Native ads are ubiquitous, but most don’t adequately show that they are native ads — leading to confused, frustrated consumers.

A new study released by the Online Trust Alliance examining the top 100 news publishers (including PBS, The New York Times and more) found that 71 percent received failing grades and did not live up to industry standards.

So, why the underperformance?

Native ads may be blending in too much with the content surrounding them, causing confusion, annoyance and misinterpretation amongst consumers. Consumers don’t know if they’re viewing an article or an ad sending them into the dark abyss. The sociologists at South Park outlined it perfectly:

But Craig Speizle, the Online Trust Alliance’s executive director, believes the findings reveal a much bigger picture — not adhering to industry guidelines “risk marginalizing the long-term value of advertising and the reputation of sites where they are served,” said Speizle in a press release.

Both publishers and advertisers have their work cut out for them, which means we need to understand why native ads fail, how to avoid wrongdoings, and what the future of native ads looks like. The three standards below strive to reinforce the need for both brands and publishers to create trustworthy reputations.

Disclosure, Discoverability and Delineation
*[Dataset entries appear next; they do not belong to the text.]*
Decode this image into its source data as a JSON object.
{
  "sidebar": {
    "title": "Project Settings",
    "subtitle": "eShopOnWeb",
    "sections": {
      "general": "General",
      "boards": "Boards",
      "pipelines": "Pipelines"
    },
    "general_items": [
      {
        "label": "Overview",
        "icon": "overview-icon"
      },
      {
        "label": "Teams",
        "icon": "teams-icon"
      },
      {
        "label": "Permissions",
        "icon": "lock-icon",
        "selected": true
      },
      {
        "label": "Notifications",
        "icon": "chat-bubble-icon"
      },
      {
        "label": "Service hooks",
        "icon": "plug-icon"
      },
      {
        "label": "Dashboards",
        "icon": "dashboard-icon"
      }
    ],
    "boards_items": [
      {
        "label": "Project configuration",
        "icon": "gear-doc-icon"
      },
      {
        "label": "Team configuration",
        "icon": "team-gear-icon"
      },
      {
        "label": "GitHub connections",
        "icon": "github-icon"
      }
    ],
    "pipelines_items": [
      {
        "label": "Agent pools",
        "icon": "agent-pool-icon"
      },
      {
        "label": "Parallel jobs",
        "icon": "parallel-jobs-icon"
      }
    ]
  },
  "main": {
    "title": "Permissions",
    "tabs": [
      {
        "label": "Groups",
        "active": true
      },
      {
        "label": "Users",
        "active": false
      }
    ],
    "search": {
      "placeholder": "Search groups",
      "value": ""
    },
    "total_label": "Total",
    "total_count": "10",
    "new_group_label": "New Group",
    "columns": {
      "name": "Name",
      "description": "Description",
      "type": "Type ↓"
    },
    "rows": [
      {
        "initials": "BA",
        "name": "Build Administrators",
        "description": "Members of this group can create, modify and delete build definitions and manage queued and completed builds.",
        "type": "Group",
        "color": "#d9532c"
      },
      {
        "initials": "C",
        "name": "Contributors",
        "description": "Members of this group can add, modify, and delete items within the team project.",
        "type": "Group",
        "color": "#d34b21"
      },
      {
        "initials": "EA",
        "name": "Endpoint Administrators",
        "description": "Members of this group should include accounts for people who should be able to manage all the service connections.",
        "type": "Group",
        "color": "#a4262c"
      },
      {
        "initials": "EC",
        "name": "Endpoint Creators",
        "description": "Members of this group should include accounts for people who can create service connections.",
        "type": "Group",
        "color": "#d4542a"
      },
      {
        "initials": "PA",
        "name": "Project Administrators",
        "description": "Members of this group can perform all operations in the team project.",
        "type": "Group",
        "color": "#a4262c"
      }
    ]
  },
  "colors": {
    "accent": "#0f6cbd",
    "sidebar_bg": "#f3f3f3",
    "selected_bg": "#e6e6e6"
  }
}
The Online Trust Alliance, whose mission is to promote business practices that enhance online trust, recommends proper ad disclosure.

While native ads should appear less like traditional ads, clearly distinguishing sponsored content is required. Without proper disclosure, advertisers risk deception—nearly two-thirds of readers have felt deceived upon realizing that an article or video was sponsored by a brand.

Perhaps that’s why only 9% of the sites examined in the study received top trust scores for being clearly labeled as ads. Let’s be honest, who hasn’t felt fooled by a brand’s sly advertising techniques?

Tip: Avoid duping your consumers. Be as clear as possible, and include terminology such as “Sponsored By,” “Paid for By”, or even simply calling it an “Ad”. This provides invaluable transparency that consumers deserve, and they’re more likely to interact with your content because of it.


The OTA deemed 20 percent of the ads from the study as “in need of improvement,” and in the CNN screenshot above (not taken from the OTA study), it’s easy to understand why. There are two factors to point out.

1. The title, “Paid Partner Content” is helpful but does not provide proper disclosure.
2. The sponsors, Lending Tree, Healthgrades, and GOBankingRates are identified, but the text is difficult to read.

Color, font type and contrast should all be taken into consideration when publishing native ads. Focus on discoverability. The light grey-italicized font from the CNN ad lacks visibility, and there is little differentiation between the editorial content and the ads itself.

Tip: Go beyond the point of discoverability. Be impressionable, and make an impact with your ad by adding visual communication. They’ll catch eyeballs, and consumers will enjoy reading what you have to say.


‘Orange is the New Black’, Netflix native ad taken from The New York Times.

In a mere 1.3 milliseconds, images fill humans with context and emotion. Use images that mirror headlines to help make more visible associations between context. Native ads present the perfect opportunity to paint a picture of your content through images, and please stop using bad stock photos.

Digital ads that are successful at communicating brands include some form of recognizable brand assets. Especially for consumer-facing brands. Having a brand logo or another familiar asset has the potential to strengthen brand affiliation. In the above ad, Netflix includes their logo and Orange is the New Black.

Native advertising itself is a bit of a paradox. Francois-Xavier Preaut, regional director for Outbrain, describes native advertising as “a format that is well-integrated and very personalized—a unique format that is suited to the website on which I find myself.” However, advertisers have a difficult time distinguishing ads from editorial content, known as delineation.

Tip: Follow format. The value of native advertising is that it’s in the feeds. Today’s consumers take in information in highly attentive modes of discovery while sifting through feeds. Advertisers can play close attention to the format, placement and targeting of their native ads by adding shading or bordering around the native ad. This will help to foster a distinction between editorial content and native ads, without interrupting the user experience.

Want to learn more about ads? Check out our guide Winning Strategies for Facebook and Instagram Ads.